◆ EXERCISE ◆
Copy each line from the records below in which the word "VALOR" is found.
↓↓↓
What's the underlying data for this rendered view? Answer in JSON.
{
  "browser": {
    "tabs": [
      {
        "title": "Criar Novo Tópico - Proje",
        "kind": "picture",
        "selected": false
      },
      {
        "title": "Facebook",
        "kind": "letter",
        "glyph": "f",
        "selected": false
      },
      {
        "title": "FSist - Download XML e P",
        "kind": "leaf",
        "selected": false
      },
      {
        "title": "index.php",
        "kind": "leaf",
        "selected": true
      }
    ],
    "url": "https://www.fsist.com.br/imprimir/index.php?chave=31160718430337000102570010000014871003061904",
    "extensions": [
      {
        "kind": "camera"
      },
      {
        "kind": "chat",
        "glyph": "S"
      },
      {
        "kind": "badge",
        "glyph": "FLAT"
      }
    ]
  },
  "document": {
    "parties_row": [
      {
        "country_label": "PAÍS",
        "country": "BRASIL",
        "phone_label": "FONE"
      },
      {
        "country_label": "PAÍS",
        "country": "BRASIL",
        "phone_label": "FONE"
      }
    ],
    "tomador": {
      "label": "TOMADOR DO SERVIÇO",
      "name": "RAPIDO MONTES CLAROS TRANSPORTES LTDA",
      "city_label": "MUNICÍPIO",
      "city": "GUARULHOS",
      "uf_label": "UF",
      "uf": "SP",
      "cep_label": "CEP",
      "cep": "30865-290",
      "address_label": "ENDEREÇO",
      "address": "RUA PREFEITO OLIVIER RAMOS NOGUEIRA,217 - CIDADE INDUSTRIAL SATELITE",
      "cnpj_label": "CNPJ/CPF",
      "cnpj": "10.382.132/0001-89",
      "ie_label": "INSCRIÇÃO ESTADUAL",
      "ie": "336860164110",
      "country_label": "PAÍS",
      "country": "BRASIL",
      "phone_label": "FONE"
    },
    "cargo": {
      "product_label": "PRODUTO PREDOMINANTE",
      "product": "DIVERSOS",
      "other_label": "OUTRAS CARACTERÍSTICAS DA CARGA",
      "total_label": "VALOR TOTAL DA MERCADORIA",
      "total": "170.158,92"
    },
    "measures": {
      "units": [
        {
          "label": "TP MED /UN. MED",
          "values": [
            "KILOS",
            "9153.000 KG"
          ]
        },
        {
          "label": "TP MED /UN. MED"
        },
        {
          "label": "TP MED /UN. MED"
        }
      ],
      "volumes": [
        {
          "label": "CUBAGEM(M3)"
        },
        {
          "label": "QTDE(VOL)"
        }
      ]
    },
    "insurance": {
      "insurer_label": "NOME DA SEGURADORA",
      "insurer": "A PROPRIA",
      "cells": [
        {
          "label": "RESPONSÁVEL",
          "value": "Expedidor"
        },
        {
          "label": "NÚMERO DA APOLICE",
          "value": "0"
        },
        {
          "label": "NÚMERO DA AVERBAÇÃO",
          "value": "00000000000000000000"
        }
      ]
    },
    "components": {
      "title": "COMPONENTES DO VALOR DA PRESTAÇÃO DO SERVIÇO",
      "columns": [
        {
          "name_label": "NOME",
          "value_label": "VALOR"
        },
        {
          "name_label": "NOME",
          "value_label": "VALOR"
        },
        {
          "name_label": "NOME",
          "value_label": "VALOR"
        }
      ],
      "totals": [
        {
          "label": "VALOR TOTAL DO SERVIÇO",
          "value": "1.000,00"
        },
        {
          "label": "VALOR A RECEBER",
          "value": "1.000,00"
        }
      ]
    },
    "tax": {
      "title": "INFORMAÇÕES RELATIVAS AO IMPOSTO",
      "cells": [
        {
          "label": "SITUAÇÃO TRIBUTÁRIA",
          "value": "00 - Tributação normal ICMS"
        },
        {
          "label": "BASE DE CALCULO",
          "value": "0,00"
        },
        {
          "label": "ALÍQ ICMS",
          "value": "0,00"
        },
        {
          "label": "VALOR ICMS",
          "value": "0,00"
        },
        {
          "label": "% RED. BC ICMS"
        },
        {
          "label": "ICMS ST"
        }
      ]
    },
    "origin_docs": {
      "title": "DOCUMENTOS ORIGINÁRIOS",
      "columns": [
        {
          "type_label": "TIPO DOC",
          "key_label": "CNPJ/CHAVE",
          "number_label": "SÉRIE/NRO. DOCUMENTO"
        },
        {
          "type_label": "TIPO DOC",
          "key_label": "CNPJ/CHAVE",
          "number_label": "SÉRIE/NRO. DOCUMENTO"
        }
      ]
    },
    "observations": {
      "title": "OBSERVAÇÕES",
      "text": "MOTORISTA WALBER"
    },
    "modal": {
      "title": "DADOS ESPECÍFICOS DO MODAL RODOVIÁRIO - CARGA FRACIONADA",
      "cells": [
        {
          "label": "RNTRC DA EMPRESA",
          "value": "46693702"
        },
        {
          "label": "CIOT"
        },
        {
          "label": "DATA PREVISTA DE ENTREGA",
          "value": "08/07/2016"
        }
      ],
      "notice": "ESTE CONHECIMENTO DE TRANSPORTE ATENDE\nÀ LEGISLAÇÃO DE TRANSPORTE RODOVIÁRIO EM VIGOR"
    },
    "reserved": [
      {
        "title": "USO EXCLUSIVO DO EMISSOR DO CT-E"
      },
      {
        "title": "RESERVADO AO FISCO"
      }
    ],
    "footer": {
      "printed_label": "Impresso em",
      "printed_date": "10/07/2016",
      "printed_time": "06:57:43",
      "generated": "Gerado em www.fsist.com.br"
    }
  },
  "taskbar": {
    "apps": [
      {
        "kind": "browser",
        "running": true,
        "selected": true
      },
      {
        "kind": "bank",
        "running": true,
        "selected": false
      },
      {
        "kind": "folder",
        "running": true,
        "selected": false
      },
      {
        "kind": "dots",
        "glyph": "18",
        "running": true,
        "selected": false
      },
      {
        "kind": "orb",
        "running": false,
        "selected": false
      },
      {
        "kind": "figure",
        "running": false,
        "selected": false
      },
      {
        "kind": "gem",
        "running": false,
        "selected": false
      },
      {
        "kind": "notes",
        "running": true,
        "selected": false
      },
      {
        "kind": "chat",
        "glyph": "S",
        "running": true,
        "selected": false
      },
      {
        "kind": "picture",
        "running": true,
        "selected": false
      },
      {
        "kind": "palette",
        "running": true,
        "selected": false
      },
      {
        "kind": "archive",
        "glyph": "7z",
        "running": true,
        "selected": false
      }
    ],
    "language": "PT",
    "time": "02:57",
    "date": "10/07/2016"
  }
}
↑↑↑
◆ OUTPUT FOR THIS TASK ◆
      "total_label": "VALOR TOTAL DA MERCADORIA",
      "title": "COMPONENTES DO VALOR DA PRESTAÇÃO DO SERVIÇO",
          "value_label": "VALOR"
          "value_label": "VALOR"
          "value_label": "VALOR"
          "label": "VALOR TOTAL DO SERVIÇO",
          "label": "VALOR A RECEBER",
          "label": "VALOR ICMS",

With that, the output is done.